A few weeks later, she flew back to Miami.
How do people come together, and how do they make a life when they’re apart? I had grown up in a sprawling and insane Florida city, and my wife was from the middle of Illinois. When she was in college, her parents moved an hour southeast, to Petersburg, a town of 4,000, with a nice lake, a decent river and a few taverns.
Based on the map, you’d never imagine Kelly and I might end up together. But over the course of a courtship and eventual marriage — Christmases in Miami and summers in Petersburg — we watched, astonished, as a friendship also developed between the in-laws. It was an unlikely foursome: My father-in-law, Steve, a former prison warden with a gruff way; his wife, Claudia, an eighth-grade history teacher; my dad, an insurance executive who owned 35 pairs of shoes and read The New Yorker; and my mom, whose nickname was Gypsy.
During one of the early gatherings, Kelly and I were driving the oldsters home, when an Aretha Franklin song came on the stereo. My mom yipped and yelped and there was a squeal — my dad definitely squealed — as he grabbed for the volume knob and cranked it up. Soon enough, all four of the in-laws were whooping it up, even the prison warden, in a group singalong.

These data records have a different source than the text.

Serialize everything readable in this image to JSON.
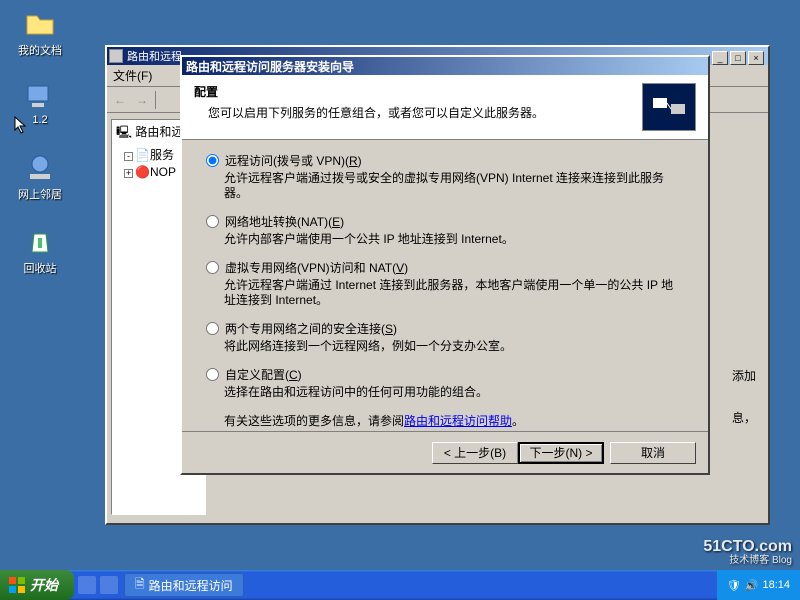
{
  "desktop": {
    "icons": [
      {
        "label": "我的文档"
      },
      {
        "label": "1.2"
      },
      {
        "label": "网上邻居"
      },
      {
        "label": "回收站"
      }
    ]
  },
  "parent_window": {
    "title": "路由和远程",
    "menu_file": "文件(F)",
    "tree": {
      "root": "路由和远程",
      "child1": "服务",
      "child2": "NOP"
    },
    "side_hint1": "添加",
    "side_hint2": "息，"
  },
  "wizard": {
    "title": "路由和远程访问服务器安装向导",
    "header_title": "配置",
    "header_sub": "您可以启用下列服务的任意组合，或者您可以自定义此服务器。",
    "options": [
      {
        "label": "远程访问(拨号或 VPN)(R)",
        "desc": "允许远程客户端通过拨号或安全的虚拟专用网络(VPN) Internet 连接来连接到此服务器。",
        "checked": true
      },
      {
        "label": "网络地址转换(NAT)(E)",
        "desc": "允许内部客户端使用一个公共 IP 地址连接到 Internet。",
        "checked": false
      },
      {
        "label": "虚拟专用网络(VPN)访问和 NAT(V)",
        "desc": "允许远程客户端通过 Internet 连接到此服务器，本地客户端使用一个单一的公共 IP 地址连接到 Internet。",
        "checked": false
      },
      {
        "label": "两个专用网络之间的安全连接(S)",
        "desc": "将此网络连接到一个远程网络，例如一个分支办公室。",
        "checked": false
      },
      {
        "label": "自定义配置(C)",
        "desc": "选择在路由和远程访问中的任何可用功能的组合。",
        "checked": false
      }
    ],
    "more_info_prefix": "有关这些选项的更多信息，请参阅",
    "more_info_link": "路由和远程访问帮助",
    "btn_back": "< 上一步(B)",
    "btn_next": "下一步(N) >",
    "btn_cancel": "取消"
  },
  "taskbar": {
    "start": "开始",
    "task": "路由和远程访问",
    "time": "18:14"
  },
  "watermark": {
    "main": "51CTO.com",
    "sub": "技术博客      Blog"
  }
}
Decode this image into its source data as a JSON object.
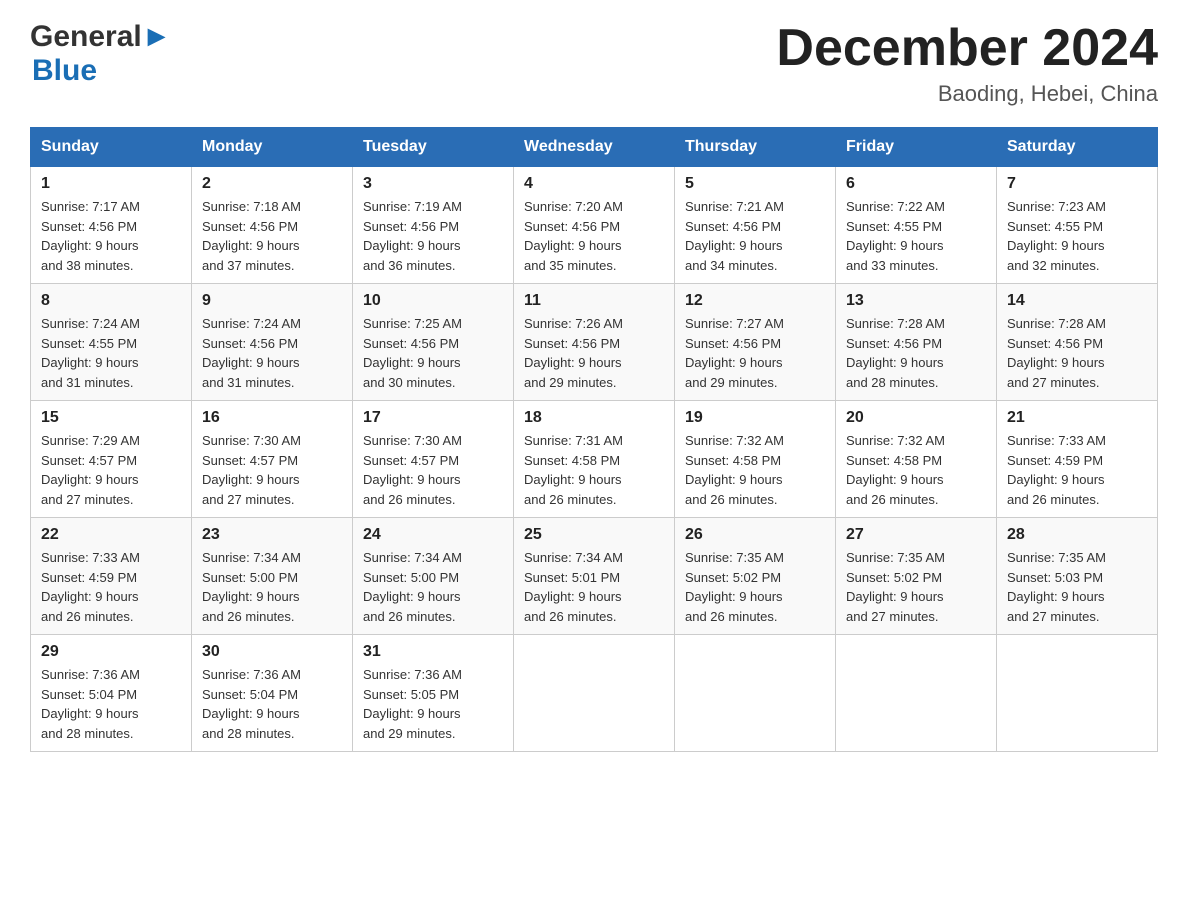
{
  "header": {
    "logo_general": "General",
    "logo_blue": "Blue",
    "month_title": "December 2024",
    "location": "Baoding, Hebei, China"
  },
  "weekdays": [
    "Sunday",
    "Monday",
    "Tuesday",
    "Wednesday",
    "Thursday",
    "Friday",
    "Saturday"
  ],
  "weeks": [
    [
      {
        "day": "1",
        "sunrise": "7:17 AM",
        "sunset": "4:56 PM",
        "daylight": "9 hours and 38 minutes."
      },
      {
        "day": "2",
        "sunrise": "7:18 AM",
        "sunset": "4:56 PM",
        "daylight": "9 hours and 37 minutes."
      },
      {
        "day": "3",
        "sunrise": "7:19 AM",
        "sunset": "4:56 PM",
        "daylight": "9 hours and 36 minutes."
      },
      {
        "day": "4",
        "sunrise": "7:20 AM",
        "sunset": "4:56 PM",
        "daylight": "9 hours and 35 minutes."
      },
      {
        "day": "5",
        "sunrise": "7:21 AM",
        "sunset": "4:56 PM",
        "daylight": "9 hours and 34 minutes."
      },
      {
        "day": "6",
        "sunrise": "7:22 AM",
        "sunset": "4:55 PM",
        "daylight": "9 hours and 33 minutes."
      },
      {
        "day": "7",
        "sunrise": "7:23 AM",
        "sunset": "4:55 PM",
        "daylight": "9 hours and 32 minutes."
      }
    ],
    [
      {
        "day": "8",
        "sunrise": "7:24 AM",
        "sunset": "4:55 PM",
        "daylight": "9 hours and 31 minutes."
      },
      {
        "day": "9",
        "sunrise": "7:24 AM",
        "sunset": "4:56 PM",
        "daylight": "9 hours and 31 minutes."
      },
      {
        "day": "10",
        "sunrise": "7:25 AM",
        "sunset": "4:56 PM",
        "daylight": "9 hours and 30 minutes."
      },
      {
        "day": "11",
        "sunrise": "7:26 AM",
        "sunset": "4:56 PM",
        "daylight": "9 hours and 29 minutes."
      },
      {
        "day": "12",
        "sunrise": "7:27 AM",
        "sunset": "4:56 PM",
        "daylight": "9 hours and 29 minutes."
      },
      {
        "day": "13",
        "sunrise": "7:28 AM",
        "sunset": "4:56 PM",
        "daylight": "9 hours and 28 minutes."
      },
      {
        "day": "14",
        "sunrise": "7:28 AM",
        "sunset": "4:56 PM",
        "daylight": "9 hours and 27 minutes."
      }
    ],
    [
      {
        "day": "15",
        "sunrise": "7:29 AM",
        "sunset": "4:57 PM",
        "daylight": "9 hours and 27 minutes."
      },
      {
        "day": "16",
        "sunrise": "7:30 AM",
        "sunset": "4:57 PM",
        "daylight": "9 hours and 27 minutes."
      },
      {
        "day": "17",
        "sunrise": "7:30 AM",
        "sunset": "4:57 PM",
        "daylight": "9 hours and 26 minutes."
      },
      {
        "day": "18",
        "sunrise": "7:31 AM",
        "sunset": "4:58 PM",
        "daylight": "9 hours and 26 minutes."
      },
      {
        "day": "19",
        "sunrise": "7:32 AM",
        "sunset": "4:58 PM",
        "daylight": "9 hours and 26 minutes."
      },
      {
        "day": "20",
        "sunrise": "7:32 AM",
        "sunset": "4:58 PM",
        "daylight": "9 hours and 26 minutes."
      },
      {
        "day": "21",
        "sunrise": "7:33 AM",
        "sunset": "4:59 PM",
        "daylight": "9 hours and 26 minutes."
      }
    ],
    [
      {
        "day": "22",
        "sunrise": "7:33 AM",
        "sunset": "4:59 PM",
        "daylight": "9 hours and 26 minutes."
      },
      {
        "day": "23",
        "sunrise": "7:34 AM",
        "sunset": "5:00 PM",
        "daylight": "9 hours and 26 minutes."
      },
      {
        "day": "24",
        "sunrise": "7:34 AM",
        "sunset": "5:00 PM",
        "daylight": "9 hours and 26 minutes."
      },
      {
        "day": "25",
        "sunrise": "7:34 AM",
        "sunset": "5:01 PM",
        "daylight": "9 hours and 26 minutes."
      },
      {
        "day": "26",
        "sunrise": "7:35 AM",
        "sunset": "5:02 PM",
        "daylight": "9 hours and 26 minutes."
      },
      {
        "day": "27",
        "sunrise": "7:35 AM",
        "sunset": "5:02 PM",
        "daylight": "9 hours and 27 minutes."
      },
      {
        "day": "28",
        "sunrise": "7:35 AM",
        "sunset": "5:03 PM",
        "daylight": "9 hours and 27 minutes."
      }
    ],
    [
      {
        "day": "29",
        "sunrise": "7:36 AM",
        "sunset": "5:04 PM",
        "daylight": "9 hours and 28 minutes."
      },
      {
        "day": "30",
        "sunrise": "7:36 AM",
        "sunset": "5:04 PM",
        "daylight": "9 hours and 28 minutes."
      },
      {
        "day": "31",
        "sunrise": "7:36 AM",
        "sunset": "5:05 PM",
        "daylight": "9 hours and 29 minutes."
      },
      null,
      null,
      null,
      null
    ]
  ]
}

Booze helped. But there was something deeper happening. The six of us spent nearly a whole week soused in a Petersburg lake cove, swimming in warm water, my dad erupting with laughter whenever a fish nibbled on his toes, Steve peeling off his T-shirt and giving us all a peace sign. Another summer, we stayed up till dawn playing Trivial Pursuit, and the parents slayed the kids, answering something like 15 questions in a row. (Barely conscious, my dad correctly blurted out “Haile Selassie!” and I couldn’t have been more proud.) My mother-in-law, Claudia, the consummate cook, even added one of Dad’s recipes to her vaunted shortlist.
The Christmas after our daughter was born, four very different grandparents took turns holding her, further cementing their relationship.
Then my dad was dead. His illness was fast and painful. Kelly’s parents flew to Miami after his cremation, and in the week that followed they could see how lost my mom was, pacing the now-empty house.
Soon after, my wife and I moved abroad.
After my mom’s too-brief visit with me in Istanbul, I was relieved to hear she and my mother-in-law were talking on the phone. Then Mom announced she was heading up to Petersburg for a visit, which turned into a month, and then longer, as she started looking at property.
The next thing I knew, she had bought a house on six acres, with a view of rolling hills, five minutes from Steve and Claudia.
She applied for a Petersburg library card, adopted two dogs and two cats, and then she and Steve set about converting a barn on her property into an art studio. After Claudia and friends took her along to a bluegrass concert, lunch at the V.F.W. hall, and then a parade downtown, my mom said: “Why would anyone live anywhere else? I love this country life!”
In e-mails she wrote that at times, the wide open farmland stretching in every direction made her feel new and alone, and to keep a sense of balance, she would tell herself that she could leave whenever she wanted.
After a few months, the bar at the golf course, which offered freshly fried fish every Friday, still hadn’t stocked sake, her favorite drink, and she told me she’d hang a U-turn if she didn’t recognize at least one car in the parking lot.
She is not the handiest person in a kitchen and felt out of place, she told me, when one day, the women began talking about the proper proportions for a milkshake. Then she realized the version they were hashing out was for a friend dying at a local nursing home.
I wondered how long she’d last before moving on — she was, as I said, nicknamed Gypsy.
But when I called recently she caught me off guard when she told me, “I’ll die here, too.”
While I was too far away and yearned for my dad still, aching for our loss, I had little reason to doubt my mom was happy, and even fewer reasons to worry she’d grow old alone. Perhaps, in a perfect world, something like a small town awaits us all.
This piece was published by The New York Times. Read the original here.